Over the last few days in the UK we have seen some seismic shifts in the way the UK political landscape looks, and will look, in the coming months and years. The EU referendum was a shocking result for some, and not particularly shocking for others. It has been noted by many, that views on how much ‘control’ and ‘power’ you have over your own life, and how willing you are to change your current situation for the unknown, is largely based on your age, socio-economic background and where you live in the UK.
The austerity faced by people across the UK has had a disproportionate impact on some communities. Some people in those places have chosen to use their voice in the only way they knew how, with their vote. Other communities have chosen to face the austerity impacts and community challenges head on, by starting their own community businesses.
One thing I am sure about is that I cannot predict the future. What I want to do is introduce a shining light, an example of where people in England have already been ‘taking back control’ of their local communities, for the benefit of EVERYONE. Now, more than ever, communities will need to have frameworks and opportunities that allow them to positively and proactively ‘take back control’. As we have seen from the current situation, it’s great to have an idea and desire to do something, but without proper leadership and a plan of action or identification of the steps needed to get there, we have no more of a chance of taking back control than we had yesterday.
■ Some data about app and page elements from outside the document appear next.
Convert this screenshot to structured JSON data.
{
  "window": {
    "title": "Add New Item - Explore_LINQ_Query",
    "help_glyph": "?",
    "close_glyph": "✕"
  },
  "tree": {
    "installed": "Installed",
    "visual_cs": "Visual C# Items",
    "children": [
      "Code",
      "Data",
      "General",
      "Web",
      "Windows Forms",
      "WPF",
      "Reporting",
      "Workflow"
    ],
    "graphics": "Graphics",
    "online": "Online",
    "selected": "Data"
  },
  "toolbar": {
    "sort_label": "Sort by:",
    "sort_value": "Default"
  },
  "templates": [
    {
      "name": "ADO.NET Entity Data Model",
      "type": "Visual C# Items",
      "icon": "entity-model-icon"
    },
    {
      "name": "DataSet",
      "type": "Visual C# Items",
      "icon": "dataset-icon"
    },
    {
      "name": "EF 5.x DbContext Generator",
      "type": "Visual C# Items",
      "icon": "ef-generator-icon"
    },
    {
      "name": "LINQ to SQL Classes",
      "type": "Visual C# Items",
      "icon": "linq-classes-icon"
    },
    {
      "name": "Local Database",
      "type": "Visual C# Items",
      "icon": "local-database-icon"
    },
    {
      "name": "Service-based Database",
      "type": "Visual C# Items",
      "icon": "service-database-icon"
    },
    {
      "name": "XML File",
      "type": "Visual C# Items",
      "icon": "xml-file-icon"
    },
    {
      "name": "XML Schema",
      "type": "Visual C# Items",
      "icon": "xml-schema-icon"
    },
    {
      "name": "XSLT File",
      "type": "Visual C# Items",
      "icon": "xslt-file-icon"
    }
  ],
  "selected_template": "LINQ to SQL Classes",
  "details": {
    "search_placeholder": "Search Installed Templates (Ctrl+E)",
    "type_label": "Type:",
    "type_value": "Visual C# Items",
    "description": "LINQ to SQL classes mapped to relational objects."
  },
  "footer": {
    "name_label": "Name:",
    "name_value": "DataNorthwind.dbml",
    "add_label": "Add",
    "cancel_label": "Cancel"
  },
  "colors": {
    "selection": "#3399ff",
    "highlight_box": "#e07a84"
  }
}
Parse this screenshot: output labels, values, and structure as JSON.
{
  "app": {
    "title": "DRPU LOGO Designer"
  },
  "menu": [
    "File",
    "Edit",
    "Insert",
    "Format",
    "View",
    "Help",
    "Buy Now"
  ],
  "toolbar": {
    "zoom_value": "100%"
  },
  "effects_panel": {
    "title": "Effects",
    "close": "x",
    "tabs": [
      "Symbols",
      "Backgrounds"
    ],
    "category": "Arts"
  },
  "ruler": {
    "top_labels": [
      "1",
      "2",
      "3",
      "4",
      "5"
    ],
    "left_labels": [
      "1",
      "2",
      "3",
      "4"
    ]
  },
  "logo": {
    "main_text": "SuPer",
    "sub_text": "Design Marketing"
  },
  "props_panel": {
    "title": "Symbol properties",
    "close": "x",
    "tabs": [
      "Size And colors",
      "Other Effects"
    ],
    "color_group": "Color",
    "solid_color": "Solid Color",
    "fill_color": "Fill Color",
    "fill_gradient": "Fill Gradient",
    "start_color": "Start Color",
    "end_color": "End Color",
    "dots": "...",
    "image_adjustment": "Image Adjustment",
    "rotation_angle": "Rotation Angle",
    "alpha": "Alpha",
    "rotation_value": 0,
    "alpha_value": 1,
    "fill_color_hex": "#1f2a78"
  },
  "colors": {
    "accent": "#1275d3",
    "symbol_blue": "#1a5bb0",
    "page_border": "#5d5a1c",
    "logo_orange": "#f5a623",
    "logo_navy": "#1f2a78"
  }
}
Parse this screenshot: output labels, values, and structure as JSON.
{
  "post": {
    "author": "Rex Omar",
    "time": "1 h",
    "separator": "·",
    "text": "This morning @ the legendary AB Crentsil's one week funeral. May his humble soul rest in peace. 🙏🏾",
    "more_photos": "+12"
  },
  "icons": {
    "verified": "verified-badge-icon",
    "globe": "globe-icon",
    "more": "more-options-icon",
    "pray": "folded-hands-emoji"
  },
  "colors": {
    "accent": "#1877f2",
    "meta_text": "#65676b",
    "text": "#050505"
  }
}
We’re excited at the RSA to be working with Power to Change, RIO and Sheffield University Management School to work with community business leaders in the South West. The programme will support them to develop their leadership capacity so they can continue to have positive impact in their communities.
Twelve business leaders from ten community businesses including a Gloucestershire village shop, a Grade II listed community-owned arts venue in Falmouth, and a community energy company in Plymouth have been selected to take part in the six-month programme.
The South West has a thriving community business sector, and the finalists, which include the Onion Collective, leading the regeneration of the coastal town of Watchet in West Somerset, community-run Crediton Community Bookshop, and the Pantry Partnership, a community organisation that runs cooking workshops to improve the wellbeing of its Salisbury residents, reflect the diversity of the community business sector.
Across England, community businesses grew by 9% in 2015 to over 5,650, generated income of £900m to help make local places better, and worked with over 170,000 volunteers. This new leadership programme takes a new approach that aims to help the sector grow even further.
I am excited by this programme and the potential of community businesses in the future, as they offer the most democratic approach to transforming communities and provide a framework and approach that local communities could use to positively take back ownership and control of their own communities.
If you have no idea what a community business might be or whether there might be a community business near you, then this weekend is your chance to get involved in community business open weekend. Take a look at the Power to Change website and follow #HandsupforCB on twitter.
For more information about the programme visit The RSA Leadership Programme webpage and follow the twitter hashtag #CBLeaders to follow the programme.
Community businesses are particularly well placed to unlock creativity in our neighbourhoods. What can we learn from what they do?
The interests of managers, shareholders and society can often come into conflict. Uniting behind a clearly articulated mission can help reconcile these conflicts, but we still need to have robust measurements to hold corporate executives to account.
As our Community Business Leaders Programme opens for new applications, we reflect on what we can learn about leadership from these organisations.